A pleasing feature of the book is the space it devotes to the extensions of Indian civilisation into South East Asia – into countries like Vietnam, Thailand, and Java – matters which conventional accounts of this scope often neglect and which yet illustrate for the author a shift that occurred in the mentality of Indians, from a risk-taking entrepreneurial culture that led merchants to found new Indian settlements overseas to, by around 1000 AD, a more rigid and closed civilisation much less open to the possibilities of travel and trade beyond India. The key to India’s recent economic and social resurgence has been, argues Sanyal, its recovery of its earlier spirit of discovery and trade and communication with the rest of the world – as represented by the “Indian diaspora”, some 25-30 million strong, which “thanks to globalization and technology…can now maintain business, personal and cultural links with India in ways that would have been unthinkable a generation ago” (p. 301).

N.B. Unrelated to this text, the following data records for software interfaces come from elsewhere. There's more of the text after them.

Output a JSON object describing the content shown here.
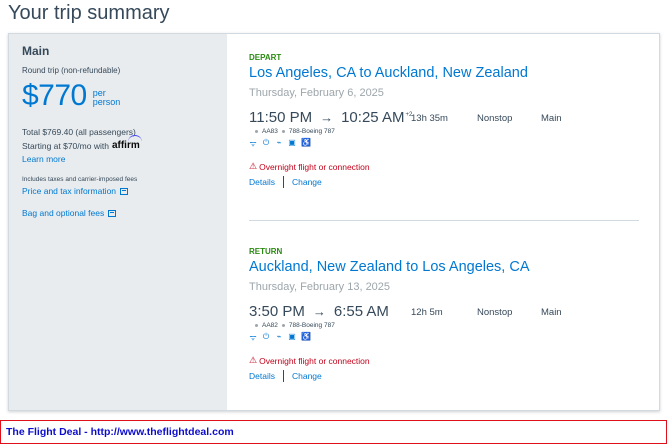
{
  "page": {
    "title": "Your trip summary"
  },
  "summary": {
    "title": "Main",
    "subtitle": "Round trip (non-refundable)",
    "price": "$770",
    "per_line1": "per",
    "per_line2": "person",
    "total": "Total $769.40 (all passengers)",
    "affirm_text": "Starting at $70/mo with",
    "affirm_brand": "affirm",
    "learn_more": "Learn more",
    "taxes_note": "Includes taxes and carrier-imposed fees",
    "price_tax_link": "Price and tax information",
    "bag_link": "Bag and optional fees"
  },
  "depart": {
    "label": "DEPART",
    "route": "Los Angeles, CA to Auckland, New Zealand",
    "date": "Thursday, February 6, 2025",
    "dep_time": "11:50 PM",
    "arrow": "→",
    "arr_time": "10:25 AM",
    "day_offset": "+2",
    "duration": "13h 35m",
    "stops": "Nonstop",
    "cabin": "Main",
    "flight_number": "AA83",
    "aircraft": "788-Boeing 787",
    "warning": "Overnight flight or connection",
    "details": "Details",
    "change": "Change"
  },
  "return": {
    "label": "RETURN",
    "route": "Auckland, New Zealand to Los Angeles, CA",
    "date": "Thursday, February 13, 2025",
    "dep_time": "3:50 PM",
    "arrow": "→",
    "arr_time": "6:55 AM",
    "duration": "12h 5m",
    "stops": "Nonstop",
    "cabin": "Main",
    "flight_number": "AA82",
    "aircraft": "788-Boeing 787",
    "warning": "Overnight flight or connection",
    "details": "Details",
    "change": "Change"
  },
  "amenity_icons": [
    "wifi-icon",
    "power-icon",
    "usb-icon",
    "entertainment-icon",
    "accessibility-icon"
  ],
  "colors": {
    "accent": "#0078d2",
    "label_green": "#2b8a12",
    "warning_red": "#c30019",
    "sidebar_bg": "#e8ecee"
  },
  "footer": {
    "text": "The Flight Deal - http://www.theflightdeal.com"
  }
}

Land of the Seven Rivers is, in brief, an impressionistic survey of the long sweep of Indian history, beginning with the first humans entering India from the Persian Gulf and culminating in the rise of a modern, shiny, and increasingly urban India as the sub-continent enters the 21st Century. Lacking serious analysis or the kind of detail that can open to the reader real insights into the lives and problems confronting Indians of past times, it is a book for the general reader or traveller looking for an engaging but not overly demanding introduction to the historical background to contemporary India.
Ian St John studied for a Doctorate in Modern History at Nuffield College, Oxford. He is the author of Disraeli and the Art of Victorian Politics, Gladstone and the Logic of Victorian Politics, and The Making of the Raj: India under the East India Company. Since 2000 he has taught History at Haberdashers’ Aske’s School, Elstree. Read more reviews by Ian.